Brand promotion and advertising is incomplete without photographs. The reason behind this is actually related to the psychology of humans. We are more attracted to the photographs printed in the newspapers and magazines than the written commercial messages. The colorful images help in establishing brand identity and give the customers a brief overview about the product or service which is advertised. In a nutshell it can be said that photography is a very important part of the advertising world and without it, attracting customers to read a print advertisement can be extremely difficult.
If you need to create an advertisement for publishing on an online portal, newspaper or magazine, then I would suggest you to hire a product photographer. A professional photographer will make sure that the product is captured in the photograph in such a way that all the positive aspects are highlighted and the overall view is attractive. The image that the amateur clicks with a digital camera may have flaws, but professional high resolution cameras can produce flawless images when handled by a commercial photography expert. To add the perfect photograph for the advertising of your products, you should hire a professional photographer.

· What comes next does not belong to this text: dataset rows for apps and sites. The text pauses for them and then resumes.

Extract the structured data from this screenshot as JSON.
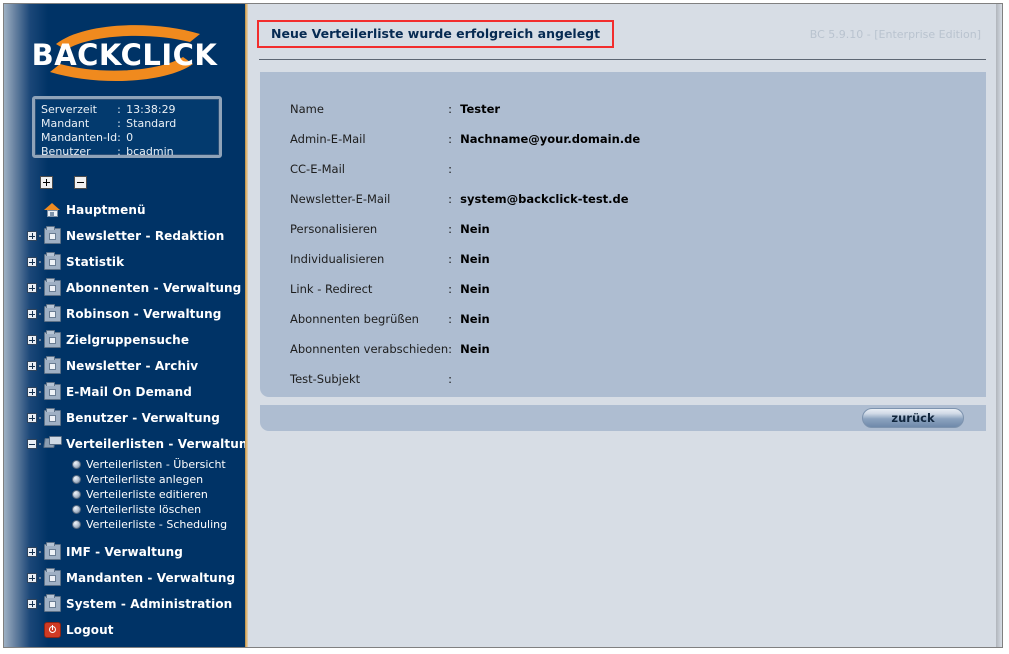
{
  "app": {
    "logo_text": "BACKCLICK",
    "version_label": "BC 5.9.10 - [Enterprise Edition]"
  },
  "sidebar": {
    "server_info": [
      {
        "key": "Serverzeit",
        "colon": ":",
        "value": "13:38:29"
      },
      {
        "key": "Mandant",
        "colon": ":",
        "value": "Standard"
      },
      {
        "key": "Mandanten-Id",
        "colon": ":",
        "value": "0"
      },
      {
        "key": "Benutzer",
        "colon": ":",
        "value": "bcadmin"
      }
    ],
    "tree_toggles": {
      "expand_all": "expand-all-icon",
      "collapse_all": "collapse-all-icon"
    },
    "items": [
      {
        "label": "Hauptmenü",
        "icon": "home-icon",
        "expandable": false,
        "expanded": false
      },
      {
        "label": "Newsletter - Redaktion",
        "icon": "folder-icon",
        "expandable": true,
        "expanded": false
      },
      {
        "label": "Statistik",
        "icon": "folder-icon",
        "expandable": true,
        "expanded": false
      },
      {
        "label": "Abonnenten - Verwaltung",
        "icon": "folder-icon",
        "expandable": true,
        "expanded": false
      },
      {
        "label": "Robinson - Verwaltung",
        "icon": "folder-icon",
        "expandable": true,
        "expanded": false
      },
      {
        "label": "Zielgruppensuche",
        "icon": "folder-icon",
        "expandable": true,
        "expanded": false
      },
      {
        "label": "Newsletter - Archiv",
        "icon": "folder-icon",
        "expandable": true,
        "expanded": false
      },
      {
        "label": "E-Mail On Demand",
        "icon": "folder-icon",
        "expandable": true,
        "expanded": false
      },
      {
        "label": "Benutzer - Verwaltung",
        "icon": "folder-icon",
        "expandable": true,
        "expanded": false
      },
      {
        "label": "Verteilerlisten - Verwaltung",
        "icon": "folder-open-icon",
        "expandable": true,
        "expanded": true
      },
      {
        "label": "IMF - Verwaltung",
        "icon": "folder-icon",
        "expandable": true,
        "expanded": false
      },
      {
        "label": "Mandanten - Verwaltung",
        "icon": "folder-icon",
        "expandable": true,
        "expanded": false
      },
      {
        "label": "System - Administration",
        "icon": "folder-icon",
        "expandable": true,
        "expanded": false
      },
      {
        "label": "Logout",
        "icon": "logout-icon",
        "expandable": false,
        "expanded": false
      }
    ],
    "submenu": [
      {
        "label": "Verteilerlisten - Übersicht"
      },
      {
        "label": "Verteilerliste anlegen"
      },
      {
        "label": "Verteilerliste editieren"
      },
      {
        "label": "Verteilerliste löschen"
      },
      {
        "label": "Verteilerliste - Scheduling"
      }
    ]
  },
  "main": {
    "status_message": "Neue Verteilerliste wurde erfolgreich angelegt",
    "details": [
      {
        "key": "Name",
        "colon": ":",
        "value": "Tester"
      },
      {
        "key": "Admin-E-Mail",
        "colon": ":",
        "value": "Nachname@your.domain.de"
      },
      {
        "key": "CC-E-Mail",
        "colon": ":",
        "value": ""
      },
      {
        "key": "Newsletter-E-Mail",
        "colon": ":",
        "value": "system@backclick-test.de"
      },
      {
        "key": "Personalisieren",
        "colon": ":",
        "value": "Nein"
      },
      {
        "key": "Individualisieren",
        "colon": ":",
        "value": "Nein"
      },
      {
        "key": "Link - Redirect",
        "colon": ":",
        "value": "Nein"
      },
      {
        "key": "Abonnenten begrüßen",
        "colon": ":",
        "value": "Nein"
      },
      {
        "key": "Abonnenten verabschieden",
        "colon": ":",
        "value": "Nein"
      },
      {
        "key": "Test-Subjekt",
        "colon": ":",
        "value": ""
      }
    ],
    "back_button": "zurück"
  },
  "colors": {
    "sidebar_dark": "#003366",
    "sidebar_divider": "#d9a martian",
    "panel": "#aebdd1",
    "content_bg": "#d7dde5",
    "status_border": "#f22d2d",
    "status_text": "#062a52",
    "accent_orange": "#ef8b21"
  }
}
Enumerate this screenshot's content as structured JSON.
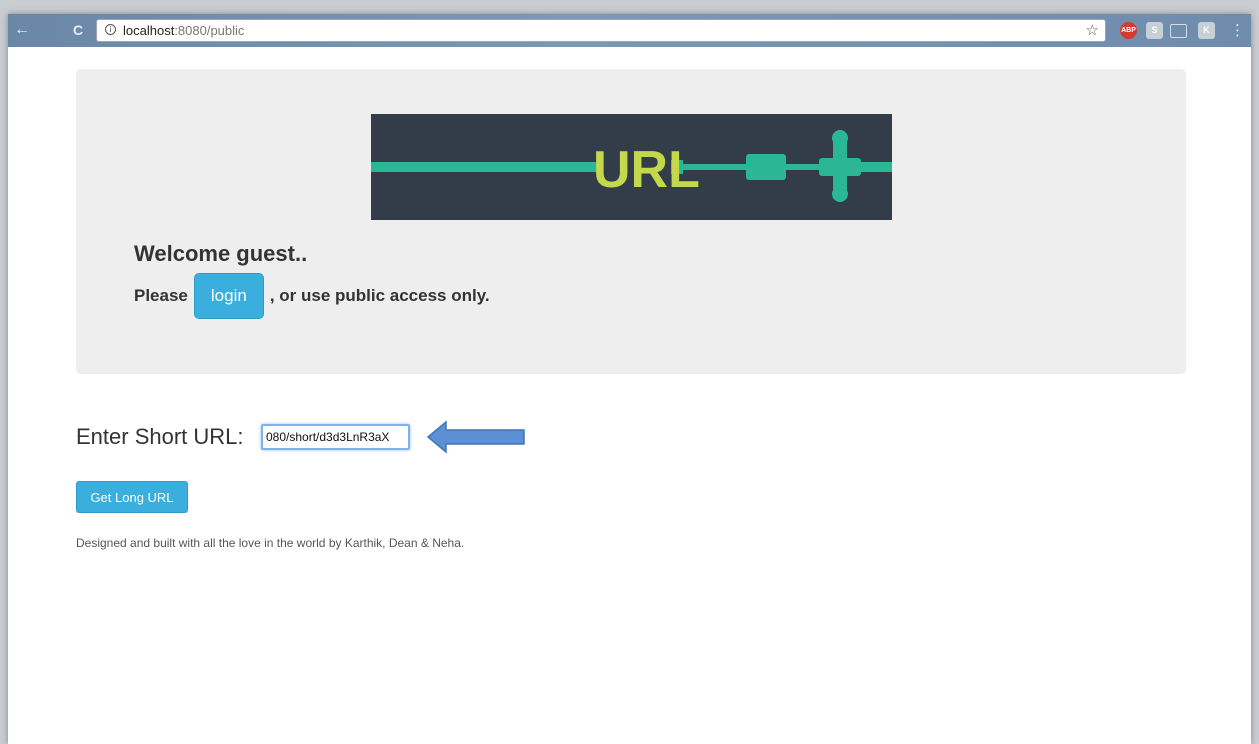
{
  "browser": {
    "url_host": "localhost",
    "url_rest": ":8080/public",
    "info_symbol": "i",
    "star_symbol": "☆",
    "back_symbol": "←",
    "reload_symbol": "C",
    "menu_symbol": "⋮",
    "extensions": [
      {
        "name": "adblock-plus-icon",
        "label": "ABP"
      },
      {
        "name": "extension-s-icon",
        "label": "S"
      },
      {
        "name": "cast-icon",
        "label": ""
      },
      {
        "name": "extension-k-icon",
        "label": "K"
      }
    ]
  },
  "banner": {
    "text": "URL",
    "text_color": "#c3d94b",
    "cable_color": "#2bb795",
    "background_color": "#2f3a44"
  },
  "hero": {
    "welcome": "Welcome guest..",
    "please": "Please",
    "login_label": "login",
    "after_login": ", or use public access only."
  },
  "form": {
    "label": "Enter Short URL:",
    "input_value": "080/short/d3d3LnR3aX",
    "submit_label": "Get Long URL"
  },
  "footer": {
    "text": "Designed and built with all the love in the world by Karthik, Dean & Neha."
  },
  "colors": {
    "accent": "#3aaedc",
    "arrow": "#5b8fd6"
  }
}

In case you are dealing in industrial machines and spare parts, then nothing can be better then employing an industrial photographer for creating the images of the machines and spare parts which you offer. The photographers who specialize in industrial photography have a talent for the requirements of your industry, and can capture splendid images for increasing the aesthetic value of your advertisement. A professional photographer can add life to any ordinary advertisement by creating flawless images of your products.